* _WHAT IS REQUIRED_: Copy the records. Keep every line exactly as it is.
--- MATERIAL FOR THE TASK Enclosed Below ---
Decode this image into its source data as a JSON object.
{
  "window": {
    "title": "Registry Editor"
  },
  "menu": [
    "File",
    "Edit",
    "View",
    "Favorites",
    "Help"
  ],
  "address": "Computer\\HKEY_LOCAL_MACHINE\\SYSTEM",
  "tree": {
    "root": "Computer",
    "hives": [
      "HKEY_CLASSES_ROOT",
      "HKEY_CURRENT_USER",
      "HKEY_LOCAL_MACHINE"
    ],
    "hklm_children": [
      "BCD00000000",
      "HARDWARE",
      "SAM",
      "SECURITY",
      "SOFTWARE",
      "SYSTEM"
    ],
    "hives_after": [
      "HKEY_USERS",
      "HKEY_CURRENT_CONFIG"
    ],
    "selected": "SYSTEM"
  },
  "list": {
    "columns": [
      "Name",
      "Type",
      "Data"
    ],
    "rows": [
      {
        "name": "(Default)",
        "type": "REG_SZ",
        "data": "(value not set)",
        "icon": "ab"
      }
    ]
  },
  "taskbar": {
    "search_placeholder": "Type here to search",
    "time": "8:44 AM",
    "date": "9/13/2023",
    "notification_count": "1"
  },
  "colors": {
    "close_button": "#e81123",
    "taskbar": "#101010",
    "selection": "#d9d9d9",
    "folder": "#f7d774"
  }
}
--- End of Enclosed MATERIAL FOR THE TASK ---
* _WRITTEN RESPONSE_:
Decode this image into its source data as a JSON object.
{
  "window": {
    "title": "Registry Editor"
  },
  "menu": [
    "File",
    "Edit",
    "View",
    "Favorites",
    "Help"
  ],
  "address": "Computer\\HKEY_LOCAL_MACHINE\\SYSTEM",
  "tree": {
    "root": "Computer",
    "hives": [
      "HKEY_CLASSES_ROOT",
      "HKEY_CURRENT_USER",
      "HKEY_LOCAL_MACHINE"
    ],
    "hklm_children": [
      "BCD00000000",
      "HARDWARE",
      "SAM",
      "SECURITY",
      "SOFTWARE",
      "SYSTEM"
    ],
    "hives_after": [
      "HKEY_USERS",
      "HKEY_CURRENT_CONFIG"
    ],
    "selected": "SYSTEM"
  },
  "list": {
    "columns": [
      "Name",
      "Type",
      "Data"
    ],
    "rows": [
      {
        "name": "(Default)",
        "type": "REG_SZ",
        "data": "(value not set)",
        "icon": "ab"
      }
    ]
  },
  "taskbar": {
    "search_placeholder": "Type here to search",
    "time": "8:44 AM",
    "date": "9/13/2023",
    "notification_count": "1"
  },
  "colors": {
    "close_button": "#e81123",
    "taskbar": "#101010",
    "selection": "#d9d9d9",
    "folder": "#f7d774"
  }
}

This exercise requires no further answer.